Marcel Proust, The Indifferent One
Translated by Burton Pike, Proust intended this story for Les plaisirs et les jours, but substituted another for it. It was written in 1893–94, when Proust was 22, and printed in an obscure and ephemeral periodical in 1896. As he was beginning to write A le recherche du temps perdu in 1920, Proust tried to find a copy of this story; it is not known whether he succeeded. The many links between the story and the novel are striking. The story was recovered and published in French in 1978. A markedly different translation of The Indifferent One, by Alfred Corn, has appeared in Grand Street 10:4.

C. P. Cavafy, Seven Unfinished Poems
Seven poems by the Alexandrian poet admired by E. M. Forster and influential for W. H. Auden and Lawrence Durrell (among others), translated from Greek by John Davis.

George Seferis, Cavafy’s Ithaka
This 1952 essay was written nine years before Seferis won the Nobel Prize and is published here for the first time in English. “Cavafy’s Ithaka” explores Seferis’s idea that both his work and Cavafy’s—arguably modern Greece’s greatest poets—are “marvelous journeys of self-discovery” reminiscent of Odysseus’s own decade-long search for home. Translated with a note by Susan Mathias.

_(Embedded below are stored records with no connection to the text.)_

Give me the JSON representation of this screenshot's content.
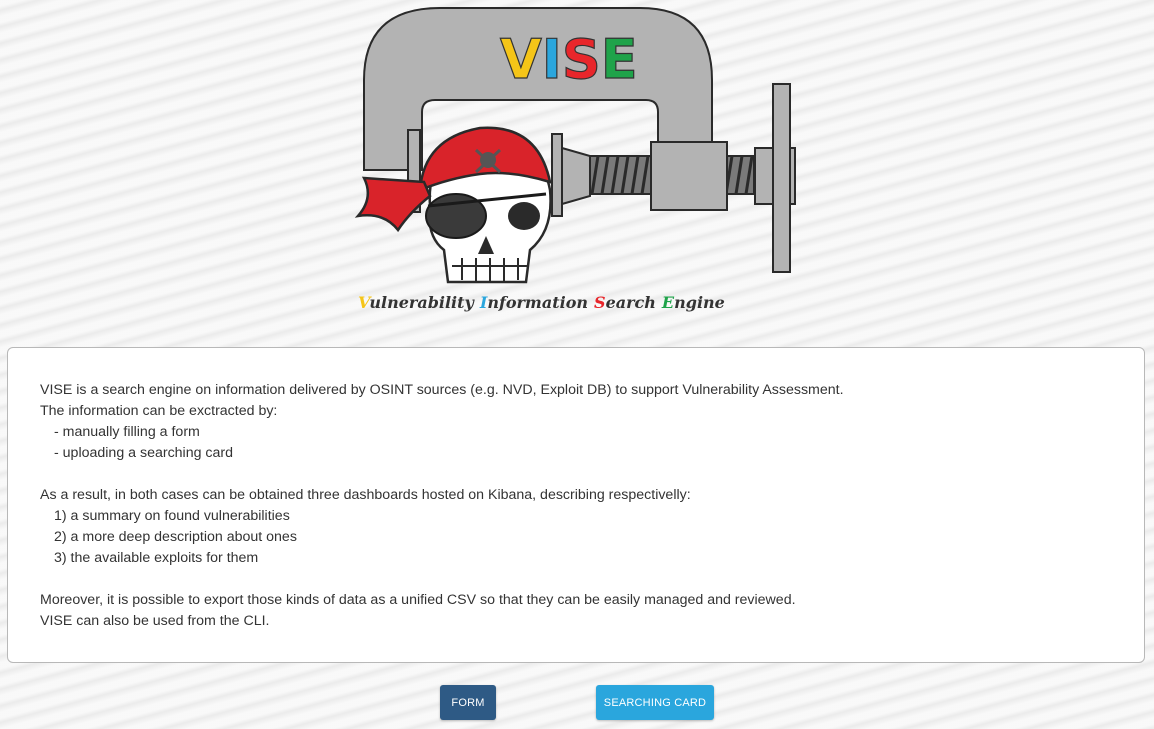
{
  "logo": {
    "title_letters": [
      {
        "char": "V",
        "color": "#f5c518"
      },
      {
        "char": "I",
        "color": "#2aa6dd"
      },
      {
        "char": "S",
        "color": "#e8262b"
      },
      {
        "char": "E",
        "color": "#1fa34a"
      }
    ],
    "tagline_words": [
      {
        "initial": "V",
        "initial_color": "#f5c518",
        "rest": "ulnerability"
      },
      {
        "initial": "I",
        "initial_color": "#2aa6dd",
        "rest": "nformation"
      },
      {
        "initial": "S",
        "initial_color": "#e8262b",
        "rest": "earch"
      },
      {
        "initial": "E",
        "initial_color": "#1fa34a",
        "rest": "ngine"
      }
    ]
  },
  "description": {
    "intro": "VISE is a search engine on information delivered by OSINT sources (e.g. NVD, Exploit DB) to support Vulnerability Assessment.",
    "extract_intro": "The information can be exctracted by:",
    "extract_options": [
      "- manually filling a form",
      "- uploading a searching card"
    ],
    "result_intro": "As a result, in both cases can be obtained three dashboards hosted on Kibana, describing respectivelly:",
    "dashboards": [
      "1) a summary on found vulnerabilities",
      "2) a more deep description about ones",
      "3) the available exploits for them"
    ],
    "export_note": "Moreover, it is possible to export those kinds of data as a unified CSV so that they can be easily managed and reviewed.",
    "cli_note": "VISE can also be used from the CLI."
  },
  "buttons": {
    "form_label": "FORM",
    "card_label": "SEARCHING CARD"
  },
  "colors": {
    "form_button": "#2e5a85",
    "card_button": "#2aa6dd",
    "clamp_gray": "#b3b3b3",
    "bandana_red": "#d9232a"
  }
}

Antonia Pozzi, Twelve Poems
Making her first appearance in print in English here translated from unadulterated texts that had been “edited” by her overscrupulous father, Pozzi—who committed suicide at the age of 26—is one of the most remarkable lyrical poets of Italian modernism, with imagery and textures that remind one of H. D. and Lorine Niedecker. Written between 1929 and 1938, she thought of her poems as “my secret diary”; their existence was known only to her closest childhood friends. After her death, bastardized versions of the poems were published, but here for the first time in English translations by Laurence Venuti, her work will appear in its restored form. Venuti has provided an insightful critical and biographical afterword.

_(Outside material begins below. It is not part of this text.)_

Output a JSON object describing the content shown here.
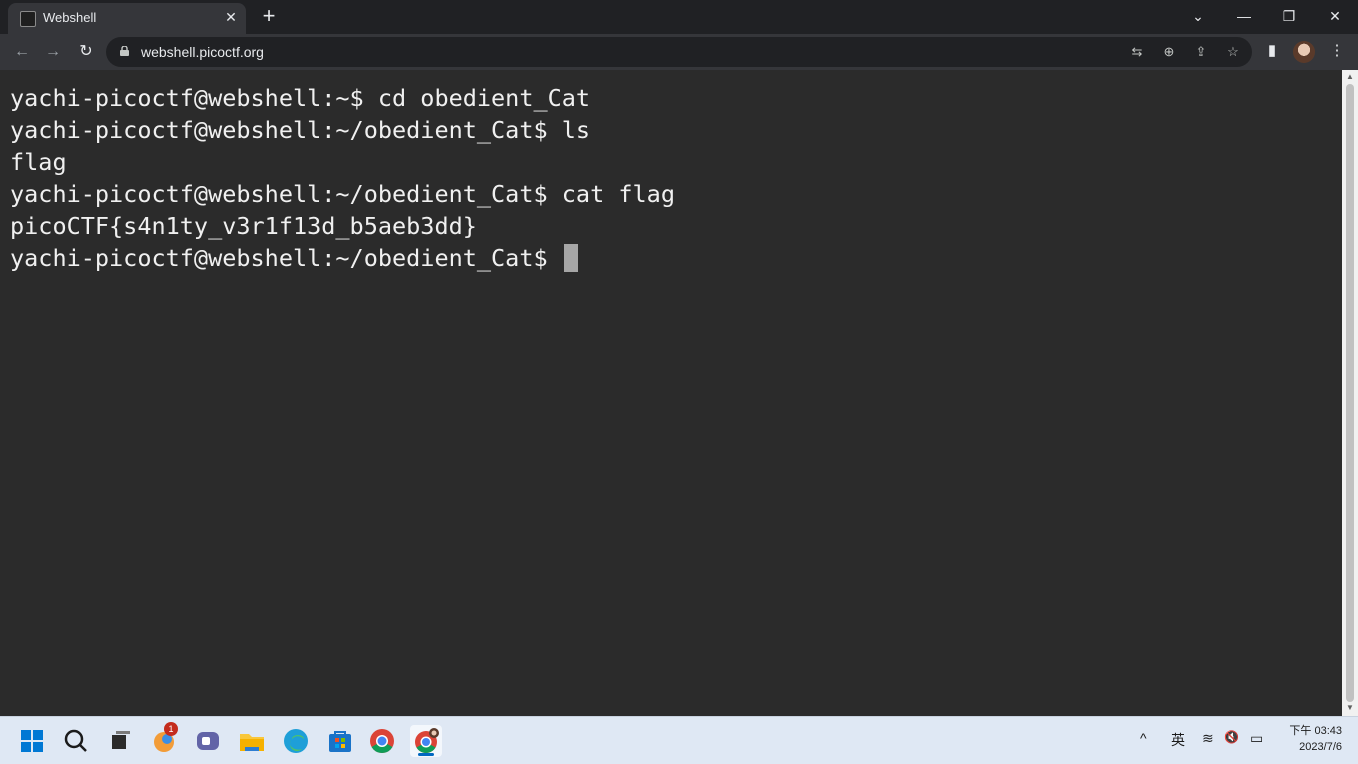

Louis Couperus, Of Monotony
A sometimes surreal, sometimes satirical, sometimes self-denigrating meditation on monotony and its cousins, boredom and ennui, by the Dutch Oscar Wilde, dating from the turn of the century. Translated with a note about Couperus by Duncan Dobbelman.